Truth be told, Mario Espino is hard to pin down. As founder of TotalCare Staffing Services LLC, a staffing business specializing in placing qualified nurses from other countries into U.S. hospitals, he's frequently on the go. Typically, he travels from his company's U.S. headquarters in Coral Gables, Florida, to its world headquarters in Manila, Philippines. He also visits independent contractors in Australia, Canada, India, Italy, Singapore, South Africa and the United Kingdom. Without mobile technology, Espino would never be able to maintain his globe-trotting schedule.
In fact, it's the only way he can stay in contact with his offices, contractors, employees and clients-such as hospitals or health-care facilities-and meet with nurses. His tool of choice? A Sony VAIO laptop, used for presentations and handling e-mail. "[It's] my office," says Espino. "It's my only computer." He also uses a CardScan business card scanner from Corex Technologies; it scans business cards from contacts he's met on the road into his Microsoft Outlook contact management system housed in his laptop.
Espino also uses three phones: A GSM triband cell phone that allows him to communicate with people worldwide and also connect with his laptop so he can respond to e-mails; a satellite phone that's used for emergencies, such as when he travels to areas where it's difficult to get a cell phone connection; and a third phone that he uses strictly in the Philippines. "My triband cell phone bill is about $2,000 to $2,500 per month," he says.
Then there's the BlackBerry PDA, which Espino relies on to send and receive e-mails wirelessly, and a personal contact management tool from Handspring. "I rely on my mobile and wireless tools every day," says Espino, whose company posted sales of $1 million last year. "I wouldn't have a business without them."
Lock n' Walk: Carry sensitive data with the ThumbDrive Touch, a portable yet secure storage drive, which holds data only you can access. Every time you plug the drive into your laptop's USB port, its biometric fingerprint recognition system verifies your identity before you view the files.
Street Price: $229
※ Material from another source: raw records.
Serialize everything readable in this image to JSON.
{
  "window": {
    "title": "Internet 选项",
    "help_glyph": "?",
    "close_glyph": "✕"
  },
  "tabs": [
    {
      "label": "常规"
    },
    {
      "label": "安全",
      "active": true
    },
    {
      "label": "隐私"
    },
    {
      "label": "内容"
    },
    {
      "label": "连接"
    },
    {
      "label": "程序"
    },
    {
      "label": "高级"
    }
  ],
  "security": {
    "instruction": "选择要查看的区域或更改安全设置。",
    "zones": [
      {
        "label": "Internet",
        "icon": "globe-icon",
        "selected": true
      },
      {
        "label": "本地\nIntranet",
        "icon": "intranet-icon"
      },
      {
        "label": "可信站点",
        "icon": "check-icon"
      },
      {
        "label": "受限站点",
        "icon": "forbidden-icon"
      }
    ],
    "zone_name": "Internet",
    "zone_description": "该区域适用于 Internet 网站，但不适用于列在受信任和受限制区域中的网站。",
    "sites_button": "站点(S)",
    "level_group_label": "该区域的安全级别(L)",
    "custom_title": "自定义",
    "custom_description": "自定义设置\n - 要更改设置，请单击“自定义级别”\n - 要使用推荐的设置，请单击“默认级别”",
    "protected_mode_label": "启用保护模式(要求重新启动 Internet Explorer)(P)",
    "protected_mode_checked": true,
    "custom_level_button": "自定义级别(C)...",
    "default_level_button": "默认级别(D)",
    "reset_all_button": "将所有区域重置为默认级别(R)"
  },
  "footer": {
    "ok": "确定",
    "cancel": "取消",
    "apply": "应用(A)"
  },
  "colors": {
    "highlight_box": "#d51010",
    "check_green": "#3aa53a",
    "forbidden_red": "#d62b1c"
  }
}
Speak Up! Still haven't mastered thumb-typing? With MobiVoice, an attachment device for your BlackBerry, you don't have to-it lets you send voice e-mail messages without having to hunt and peck. And thanks to 100:1 voice-compression software, your recipients won't get slowed down by huge files. You can record over 300 minutes of voice messages for recipients, but they'll need CYBIT's free, downloadable software to hear them.
Street price: $95.50
Camera Sly: Snapping pictures during your next business trip is a breeze with the DSC-P9 digital camera. The tiny camera stores pictures on a 128MB Memory Stick, and images can be transferred to Sony's portable digital photo printer, the DPP-MP1. The borderless, full-color photos it generates are beauties to behold.
DSC-P9 and DPP-MP1
Street Prices: $600 (camera) $280 (printer)
Show Off: Put a little pizzazz in your next presentation with Dell's 3100MP projector. Easy to use and set up, this 3.5-pound, 2.2-inch-thin projector comes bundled with a carrying case and a remote control. With 1027x768 XGA resolution and 1050 ANSI lumens of brightness, you can be sure any presentation you give will be crisp. Featuring durable magnesium casing, it will withstand life on the road.
Street Prices: $2,499